Friday, January 2, 2009
I have visited the Chi Lin Nunnery in Diamond Hill, Kowloon a few times before and it's a beautiful contrast to the fast pace of Hong Kong.
Nestled among tall apartment blocks, busy highways and shopping malls is a Buddhist temple built in Tang Dynasty architecture.
It cost billions of Hong Kong dollars to build, mostly raised by the help of Canto-pop stars and not a single nail was used in its construction.
It consists of a series of buildings, and inside are statues of Sakyamuni Buddha, the goddess of Mercy Guanyin and several other bodhisattvas.
We managed to go into the area where Sakyamuni sits in gold leaf before it closed for the day.
And if the statues and buildings can't create a tranquil atmosphere, the surrounding greenery does.
The pine trees and bonsai are lovingly manicured, flowers blooming at their best and not a weed in sight.
But even more impressive is the giant garden north of the nunnery. A winding path leads visitors to a pond with perhaps hundreds of Japanese koi over a foot long each, more pine trees, and flowers coaxed to bloom in Hong Kong's winter.

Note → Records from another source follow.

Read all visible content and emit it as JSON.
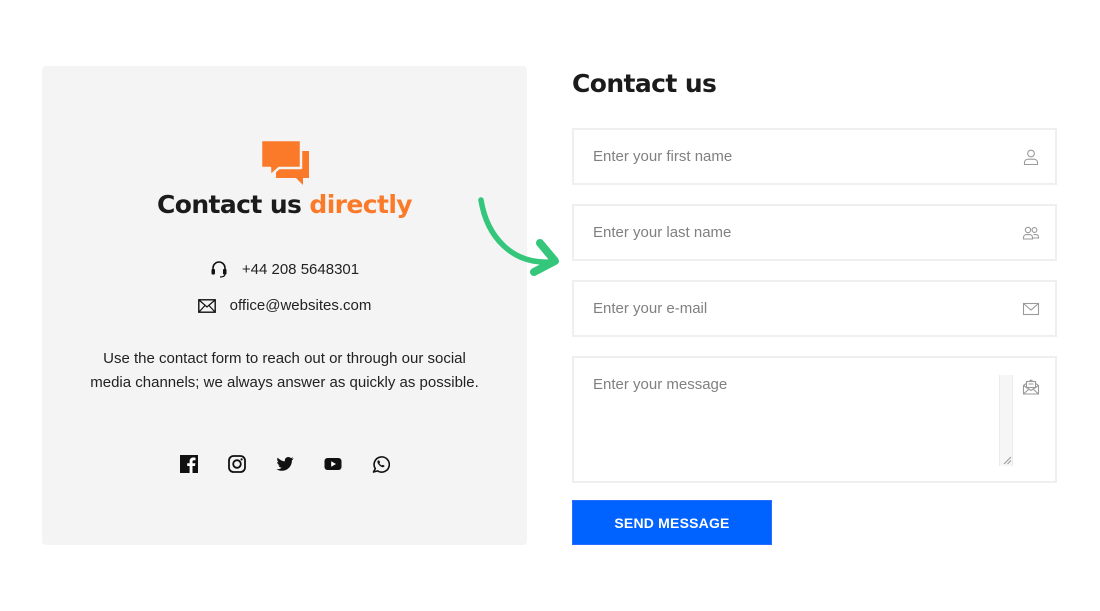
{
  "colors": {
    "accent": "#fb7a2a",
    "primary_button": "#0062ff",
    "arrow": "#34c77b",
    "card_bg": "#f4f4f4"
  },
  "card": {
    "icon": "chat-bubbles-icon",
    "title_main": "Contact us",
    "title_accent": "directly",
    "phone": {
      "icon": "headset-icon",
      "value": "+44 208 5648301"
    },
    "email": {
      "icon": "envelope-icon",
      "value": "office@websites.com"
    },
    "description": "Use the contact form to reach out or through our social media channels; we always answer as quickly as possible.",
    "socials": [
      {
        "name": "facebook",
        "icon": "facebook-icon"
      },
      {
        "name": "instagram",
        "icon": "instagram-icon"
      },
      {
        "name": "twitter",
        "icon": "twitter-icon"
      },
      {
        "name": "youtube",
        "icon": "youtube-icon"
      },
      {
        "name": "whatsapp",
        "icon": "whatsapp-icon"
      }
    ]
  },
  "form": {
    "title": "Contact us",
    "fields": {
      "first_name": {
        "placeholder": "Enter your first name",
        "value": "",
        "icon": "user-icon"
      },
      "last_name": {
        "placeholder": "Enter your last name",
        "value": "",
        "icon": "users-icon"
      },
      "email": {
        "placeholder": "Enter your e-mail",
        "value": "",
        "icon": "envelope-icon"
      },
      "message": {
        "placeholder": "Enter your message",
        "value": "",
        "icon": "open-envelope-icon"
      }
    },
    "submit_label": "SEND MESSAGE"
  }
}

We all can't help but take lots of pictures. It's the ideal place for wedding pictures, but I was told later that even though the gardens are public land -- the Hong Kong government leases the land to the nunnery for HK$1 per year -- the nunnery runs the gardens and has strict rules when it comes to capturing the gardens on film, or digitally.
No wedding pictures are allowed or posing with toys or signs that may taint the garden's prisitine look. At one point, my cousin was thirsty and drank from a box drink, but was politely warned by a security guy that no eating or drinking was allowed.

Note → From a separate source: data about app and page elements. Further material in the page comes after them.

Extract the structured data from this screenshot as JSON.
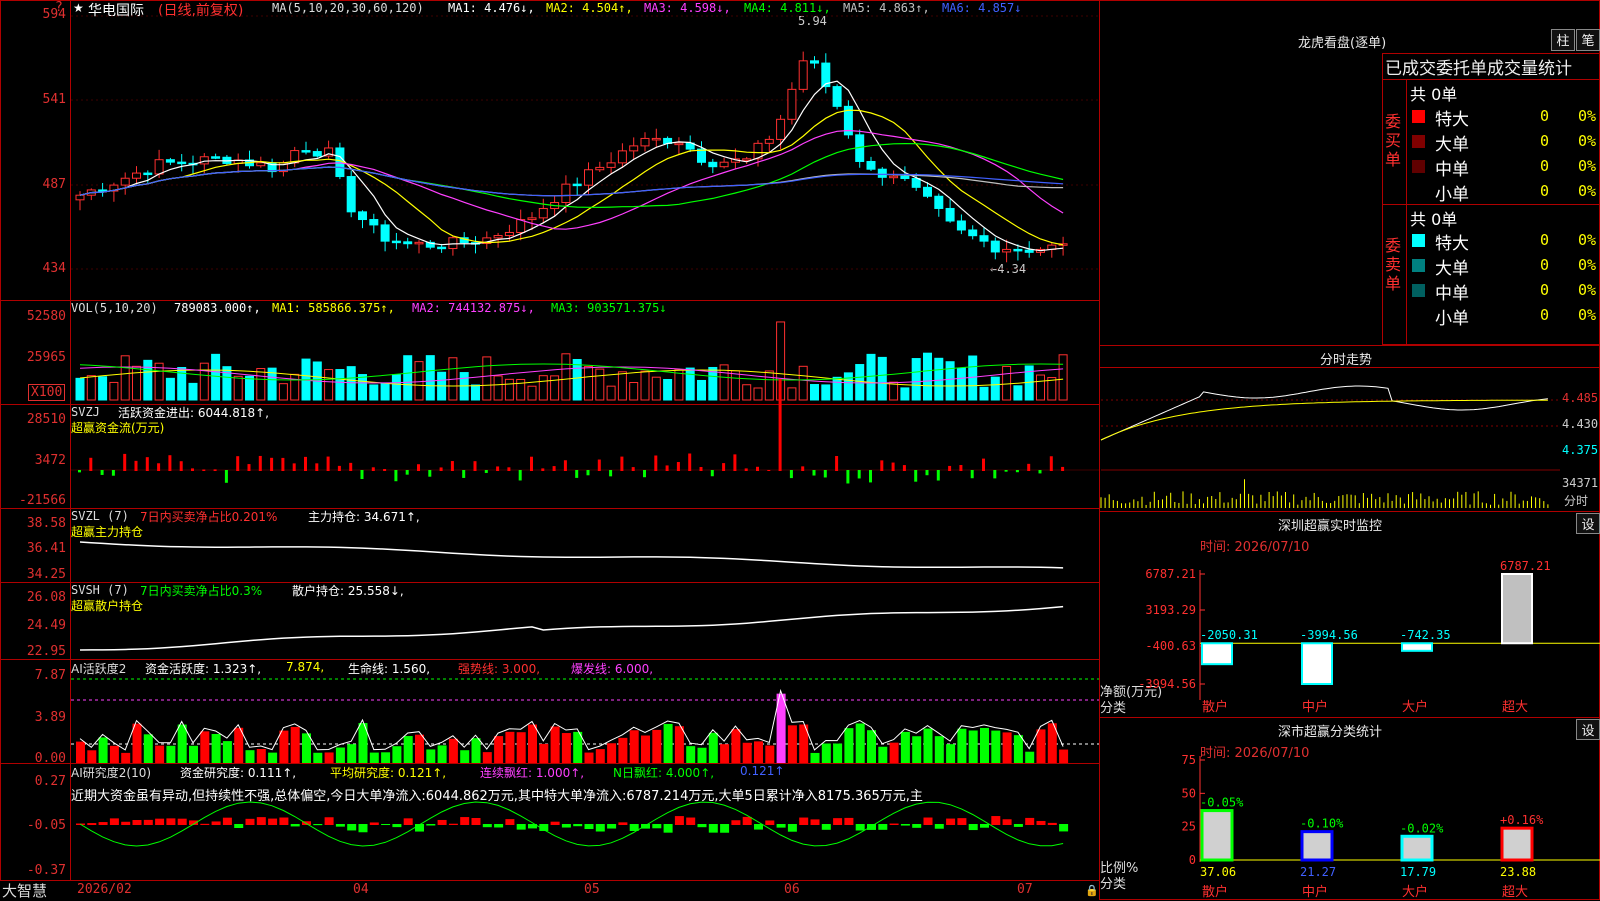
{
  "header": {
    "title": "华电国际",
    "mode": "(日线,前复权)",
    "ma_label": "MA(5,10,20,30,60,120)",
    "ma1": "MA1: 4.476↓,",
    "ma2": "MA2: 4.504↑,",
    "ma3": "MA3: 4.598↓,",
    "ma4": "MA4: 4.811↓,",
    "ma5": "MA5: 4.863↑,",
    "ma6": "MA6: 4.857↓",
    "high_mark": "5.94",
    "low_mark": "←4.34"
  },
  "price_axis": [
    "594",
    "541",
    "487",
    "434"
  ],
  "vol_panel": {
    "label": "VOL(5,10,20)",
    "value": "789083.000↑,",
    "ma1": "MA1: 585866.375↑,",
    "ma2": "MA2: 744132.875↓,",
    "ma3": "MA3: 903571.375↓",
    "axis": [
      "52580",
      "25965"
    ],
    "unit": "X100"
  },
  "svzj_panel": {
    "label": "SVZJ",
    "value": "活跃资金进出: 6044.818↑,",
    "sub": "超赢资金流(万元)",
    "axis": [
      "28510",
      "3472",
      "-21566"
    ]
  },
  "svzl_panel": {
    "label": "SVZL (7)",
    "value1": "7日内买卖净占比0.201%",
    "value2": "主力持仓: 34.671↑,",
    "sub": "超赢主力持仓",
    "axis": [
      "38.58",
      "36.41",
      "34.25"
    ]
  },
  "svsh_panel": {
    "label": "SVSH (7)",
    "value1": "7日内买卖净占比0.3%",
    "value2": "散户持仓: 25.558↓,",
    "sub": "超赢散户持仓",
    "axis": [
      "26.08",
      "24.49",
      "22.95"
    ]
  },
  "ai1_panel": {
    "label": "AI活跃度2",
    "v1": "资金活跃度: 1.323↑,",
    "v2": "7.874,",
    "v3": "生命线: 1.560,",
    "v4": "强势线: 3.000,",
    "v5": "爆发线: 6.000,",
    "axis": [
      "7.87",
      "3.89",
      "0.00"
    ]
  },
  "ai2_panel": {
    "label": "AI研究度2(10)",
    "v1": "资金研究度: 0.111↑,",
    "v2": "平均研究度: 0.121↑,",
    "v3": "连续飘红: 1.000↑,",
    "v4": "N日飘红: 4.000↑,",
    "v5": "0.121↑",
    "note": "近期大资金虽有异动,但持续性不强,总体偏空,今日大单净流入:6044.862万元,其中特大单净流入:6787.214万元,大单5日累计净入8175.365万元,主",
    "axis": [
      "0.27",
      "-0.05",
      "-0.37"
    ]
  },
  "date_axis": [
    "2026/02",
    "04",
    "05",
    "06",
    "07"
  ],
  "brand": "大智慧",
  "longhu": {
    "title": "龙虎看盘(逐单)",
    "btn1": "柱",
    "btn2": "笔",
    "subtitle": "已成交委托单成交量统计",
    "buy_label": "委买单",
    "sell_label": "委卖单",
    "buy_total": "共 0单",
    "sell_total": "共 0单",
    "buy_rows": [
      {
        "name": "特大",
        "count": "0",
        "pct": "0%",
        "color": "#ff0000"
      },
      {
        "name": "大单",
        "count": "0",
        "pct": "0%",
        "color": "#800000"
      },
      {
        "name": "中单",
        "count": "0",
        "pct": "0%",
        "color": "#600000"
      },
      {
        "name": "小单",
        "count": "0",
        "pct": "0%",
        "color": "#000000"
      }
    ],
    "sell_rows": [
      {
        "name": "特大",
        "count": "0",
        "pct": "0%",
        "color": "#00ffff"
      },
      {
        "name": "大单",
        "count": "0",
        "pct": "0%",
        "color": "#008080"
      },
      {
        "name": "中单",
        "count": "0",
        "pct": "0%",
        "color": "#006060"
      },
      {
        "name": "小单",
        "count": "0",
        "pct": "0%",
        "color": "#000000"
      }
    ]
  },
  "intraday": {
    "title": "分时走势",
    "p1": "4.485",
    "p2": "4.430",
    "p3": "4.375",
    "vol": "34371",
    "vol_label": "分时"
  },
  "monitor": {
    "title": "深圳超赢实时监控",
    "btn": "设",
    "time": "时间: 2026/07/10",
    "axis": [
      "6787.21",
      "3193.29",
      "-400.63",
      "-3994.56"
    ],
    "ylabel1": "净额(万元)",
    "ylabel2": "分类",
    "categories": [
      "散户",
      "中户",
      "大户",
      "超大"
    ],
    "values": [
      "-2050.31",
      "-3994.56",
      "-742.35",
      "6787.21"
    ]
  },
  "classify": {
    "title": "深市超赢分类统计",
    "btn": "设",
    "time": "时间: 2026/07/10",
    "axis": [
      "75",
      "50",
      "25",
      "0"
    ],
    "ylabel1": "比例%",
    "ylabel2": "分类",
    "categories": [
      "散户",
      "中户",
      "大户",
      "超大"
    ],
    "values": [
      "37.06",
      "21.27",
      "17.79",
      "23.88"
    ],
    "changes": [
      "-0.05%",
      "-0.10%",
      "-0.02%",
      "+0.16%"
    ]
  }
}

In the middle of the park is a teahouse that offers expensive pots of tea (around HK$300) for visitors to sip while savouring the view.
I was told that while the garden was being constructed, trees from parts of China were used, but were taken first to Guangdong for acclimatization before they were planted in Hong Kong.
Despite the garden's stern rules, it's a wonderful, tranquil place in busy Kowloon that makes you stop and appreciate the natural things in life that are, naturally beautiful.